WHAT THIS TASK INVOLVES: Your answer should consist of the lines in the following data that contain "iMonitor".

[Saved data entries]

BEGIN

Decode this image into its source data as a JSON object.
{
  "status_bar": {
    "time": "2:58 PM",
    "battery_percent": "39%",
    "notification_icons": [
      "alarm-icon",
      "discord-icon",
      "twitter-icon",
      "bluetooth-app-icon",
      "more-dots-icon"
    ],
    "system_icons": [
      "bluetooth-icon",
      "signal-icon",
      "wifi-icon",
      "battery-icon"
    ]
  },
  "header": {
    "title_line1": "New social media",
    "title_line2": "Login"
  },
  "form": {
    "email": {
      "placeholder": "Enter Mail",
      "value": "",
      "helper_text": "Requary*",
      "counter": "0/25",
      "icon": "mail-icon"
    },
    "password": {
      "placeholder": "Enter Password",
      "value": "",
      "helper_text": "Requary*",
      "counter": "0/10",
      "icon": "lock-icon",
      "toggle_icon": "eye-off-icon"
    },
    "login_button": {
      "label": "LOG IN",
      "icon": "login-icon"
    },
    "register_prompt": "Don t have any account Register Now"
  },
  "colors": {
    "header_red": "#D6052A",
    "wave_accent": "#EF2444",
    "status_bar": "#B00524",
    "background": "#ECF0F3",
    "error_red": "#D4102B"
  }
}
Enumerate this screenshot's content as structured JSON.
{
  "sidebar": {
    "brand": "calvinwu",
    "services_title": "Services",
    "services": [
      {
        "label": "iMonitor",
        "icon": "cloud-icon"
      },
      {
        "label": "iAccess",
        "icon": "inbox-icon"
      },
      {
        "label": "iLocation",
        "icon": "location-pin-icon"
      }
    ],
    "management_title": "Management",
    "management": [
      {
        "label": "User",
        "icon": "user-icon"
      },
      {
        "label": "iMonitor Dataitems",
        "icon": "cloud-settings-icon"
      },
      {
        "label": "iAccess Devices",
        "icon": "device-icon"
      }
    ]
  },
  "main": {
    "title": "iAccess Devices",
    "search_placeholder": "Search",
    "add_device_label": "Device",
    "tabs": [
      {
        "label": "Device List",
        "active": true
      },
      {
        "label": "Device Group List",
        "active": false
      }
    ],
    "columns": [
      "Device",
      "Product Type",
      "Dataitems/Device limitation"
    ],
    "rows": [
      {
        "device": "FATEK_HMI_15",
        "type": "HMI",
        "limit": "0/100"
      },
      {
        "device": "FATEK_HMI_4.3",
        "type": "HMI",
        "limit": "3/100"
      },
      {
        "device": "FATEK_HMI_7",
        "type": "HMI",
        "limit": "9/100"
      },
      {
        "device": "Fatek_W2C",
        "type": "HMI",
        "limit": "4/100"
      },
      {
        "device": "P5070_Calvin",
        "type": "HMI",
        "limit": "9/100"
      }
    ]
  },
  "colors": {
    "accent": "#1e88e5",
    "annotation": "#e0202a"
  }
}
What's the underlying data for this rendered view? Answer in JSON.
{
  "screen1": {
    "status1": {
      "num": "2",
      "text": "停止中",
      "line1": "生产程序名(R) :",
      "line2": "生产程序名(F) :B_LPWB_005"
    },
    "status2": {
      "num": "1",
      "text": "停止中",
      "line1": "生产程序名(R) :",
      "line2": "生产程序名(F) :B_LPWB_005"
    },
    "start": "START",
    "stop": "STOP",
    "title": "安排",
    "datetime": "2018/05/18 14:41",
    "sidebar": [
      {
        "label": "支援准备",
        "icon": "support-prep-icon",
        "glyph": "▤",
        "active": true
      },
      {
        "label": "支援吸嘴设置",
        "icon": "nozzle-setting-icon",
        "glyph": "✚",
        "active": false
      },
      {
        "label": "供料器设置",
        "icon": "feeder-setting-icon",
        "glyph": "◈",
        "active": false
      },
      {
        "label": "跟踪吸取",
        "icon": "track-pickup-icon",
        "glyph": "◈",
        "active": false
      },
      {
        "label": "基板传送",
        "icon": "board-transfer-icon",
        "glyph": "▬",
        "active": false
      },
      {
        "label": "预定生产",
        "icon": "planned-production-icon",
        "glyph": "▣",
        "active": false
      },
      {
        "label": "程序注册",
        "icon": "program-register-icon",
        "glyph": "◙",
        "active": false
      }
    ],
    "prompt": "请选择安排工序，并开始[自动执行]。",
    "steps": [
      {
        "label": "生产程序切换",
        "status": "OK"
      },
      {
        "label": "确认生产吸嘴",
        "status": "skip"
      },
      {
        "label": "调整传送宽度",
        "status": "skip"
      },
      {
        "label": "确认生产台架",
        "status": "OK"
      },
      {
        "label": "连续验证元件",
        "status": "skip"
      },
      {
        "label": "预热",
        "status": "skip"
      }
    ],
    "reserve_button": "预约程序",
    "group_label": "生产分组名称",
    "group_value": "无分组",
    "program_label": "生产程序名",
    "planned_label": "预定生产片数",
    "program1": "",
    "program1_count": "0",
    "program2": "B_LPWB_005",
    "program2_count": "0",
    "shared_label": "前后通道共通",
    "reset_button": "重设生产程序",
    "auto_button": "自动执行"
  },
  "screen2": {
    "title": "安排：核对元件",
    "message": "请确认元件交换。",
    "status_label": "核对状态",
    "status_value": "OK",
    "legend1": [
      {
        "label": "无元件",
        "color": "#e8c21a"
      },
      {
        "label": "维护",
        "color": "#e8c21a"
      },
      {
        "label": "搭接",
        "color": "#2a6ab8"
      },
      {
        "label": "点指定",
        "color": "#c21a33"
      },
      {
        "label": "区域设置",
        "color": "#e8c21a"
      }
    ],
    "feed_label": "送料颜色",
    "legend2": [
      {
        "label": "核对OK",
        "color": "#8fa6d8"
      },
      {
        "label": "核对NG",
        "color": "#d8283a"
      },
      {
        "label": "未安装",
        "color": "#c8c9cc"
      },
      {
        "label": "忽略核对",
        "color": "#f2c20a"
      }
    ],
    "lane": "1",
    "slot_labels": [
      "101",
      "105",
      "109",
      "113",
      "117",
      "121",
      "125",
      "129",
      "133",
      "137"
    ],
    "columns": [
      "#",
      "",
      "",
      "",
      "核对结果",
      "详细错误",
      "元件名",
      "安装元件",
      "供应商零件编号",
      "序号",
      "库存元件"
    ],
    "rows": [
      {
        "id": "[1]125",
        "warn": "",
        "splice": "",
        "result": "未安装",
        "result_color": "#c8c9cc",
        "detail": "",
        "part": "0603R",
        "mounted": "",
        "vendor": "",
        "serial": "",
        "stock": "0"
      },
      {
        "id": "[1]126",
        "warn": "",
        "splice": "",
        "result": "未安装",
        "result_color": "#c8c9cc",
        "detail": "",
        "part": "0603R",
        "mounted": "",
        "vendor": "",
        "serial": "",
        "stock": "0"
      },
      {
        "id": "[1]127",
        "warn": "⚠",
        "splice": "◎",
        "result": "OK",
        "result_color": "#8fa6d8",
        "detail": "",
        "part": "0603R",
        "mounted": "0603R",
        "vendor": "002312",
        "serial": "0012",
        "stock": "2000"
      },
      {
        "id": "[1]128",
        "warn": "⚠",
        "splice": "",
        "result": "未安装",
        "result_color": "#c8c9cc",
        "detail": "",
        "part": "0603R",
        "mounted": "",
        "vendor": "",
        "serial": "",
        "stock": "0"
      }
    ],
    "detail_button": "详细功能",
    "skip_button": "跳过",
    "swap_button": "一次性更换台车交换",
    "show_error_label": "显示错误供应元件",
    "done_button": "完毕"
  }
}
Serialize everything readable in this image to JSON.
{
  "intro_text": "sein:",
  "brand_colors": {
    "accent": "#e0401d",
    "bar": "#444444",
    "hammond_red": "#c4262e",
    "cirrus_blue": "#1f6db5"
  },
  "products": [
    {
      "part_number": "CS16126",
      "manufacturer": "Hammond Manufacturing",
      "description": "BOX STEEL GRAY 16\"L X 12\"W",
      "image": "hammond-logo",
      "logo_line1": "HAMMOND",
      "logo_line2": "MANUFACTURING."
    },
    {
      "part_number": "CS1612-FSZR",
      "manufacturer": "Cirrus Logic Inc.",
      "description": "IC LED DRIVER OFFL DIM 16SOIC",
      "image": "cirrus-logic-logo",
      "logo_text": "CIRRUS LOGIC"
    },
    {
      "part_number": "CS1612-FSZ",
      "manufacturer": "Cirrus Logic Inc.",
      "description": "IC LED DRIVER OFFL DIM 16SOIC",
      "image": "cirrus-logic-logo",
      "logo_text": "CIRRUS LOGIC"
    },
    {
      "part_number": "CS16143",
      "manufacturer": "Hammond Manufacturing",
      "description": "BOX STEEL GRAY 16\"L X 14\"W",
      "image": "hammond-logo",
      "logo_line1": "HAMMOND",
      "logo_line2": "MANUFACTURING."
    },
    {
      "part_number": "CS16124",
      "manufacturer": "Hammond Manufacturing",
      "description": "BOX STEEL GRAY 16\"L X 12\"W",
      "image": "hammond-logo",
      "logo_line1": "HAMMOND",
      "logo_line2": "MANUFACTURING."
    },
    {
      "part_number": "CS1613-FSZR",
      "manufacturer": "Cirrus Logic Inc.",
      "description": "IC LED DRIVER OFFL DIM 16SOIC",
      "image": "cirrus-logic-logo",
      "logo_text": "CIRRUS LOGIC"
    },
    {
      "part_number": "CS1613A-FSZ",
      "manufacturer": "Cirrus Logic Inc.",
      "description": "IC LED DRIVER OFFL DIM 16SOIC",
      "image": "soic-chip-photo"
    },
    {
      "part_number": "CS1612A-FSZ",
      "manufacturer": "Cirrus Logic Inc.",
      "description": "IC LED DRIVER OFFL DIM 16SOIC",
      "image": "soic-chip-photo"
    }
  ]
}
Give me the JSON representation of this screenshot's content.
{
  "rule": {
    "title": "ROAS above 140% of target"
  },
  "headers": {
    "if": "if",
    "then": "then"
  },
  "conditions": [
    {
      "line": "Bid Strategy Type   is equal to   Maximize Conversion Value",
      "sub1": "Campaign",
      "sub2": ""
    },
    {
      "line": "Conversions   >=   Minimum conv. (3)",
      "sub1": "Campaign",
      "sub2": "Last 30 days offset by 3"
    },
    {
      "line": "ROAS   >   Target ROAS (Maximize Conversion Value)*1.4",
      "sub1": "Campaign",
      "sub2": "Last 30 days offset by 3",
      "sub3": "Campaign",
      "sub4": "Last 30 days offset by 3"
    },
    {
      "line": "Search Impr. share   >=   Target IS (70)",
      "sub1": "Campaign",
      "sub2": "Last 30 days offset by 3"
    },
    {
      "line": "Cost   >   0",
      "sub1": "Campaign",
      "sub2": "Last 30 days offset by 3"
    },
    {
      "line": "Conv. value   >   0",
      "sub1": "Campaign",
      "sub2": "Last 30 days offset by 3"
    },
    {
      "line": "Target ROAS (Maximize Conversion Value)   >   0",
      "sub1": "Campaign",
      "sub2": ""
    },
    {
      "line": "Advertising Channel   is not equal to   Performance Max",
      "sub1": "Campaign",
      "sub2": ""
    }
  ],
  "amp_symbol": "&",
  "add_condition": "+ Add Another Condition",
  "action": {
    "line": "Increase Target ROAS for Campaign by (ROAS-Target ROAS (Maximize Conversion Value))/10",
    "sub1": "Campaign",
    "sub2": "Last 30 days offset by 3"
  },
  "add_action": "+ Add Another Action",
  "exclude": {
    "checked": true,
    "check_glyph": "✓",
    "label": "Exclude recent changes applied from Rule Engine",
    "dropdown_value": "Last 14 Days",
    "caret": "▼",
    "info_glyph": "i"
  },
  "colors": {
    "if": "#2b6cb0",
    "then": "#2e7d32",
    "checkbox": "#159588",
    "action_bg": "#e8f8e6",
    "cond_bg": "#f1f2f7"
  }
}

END

FINISHED EXERCISE:
        "label": "iMonitor",
        "label": "iMonitor Dataitems",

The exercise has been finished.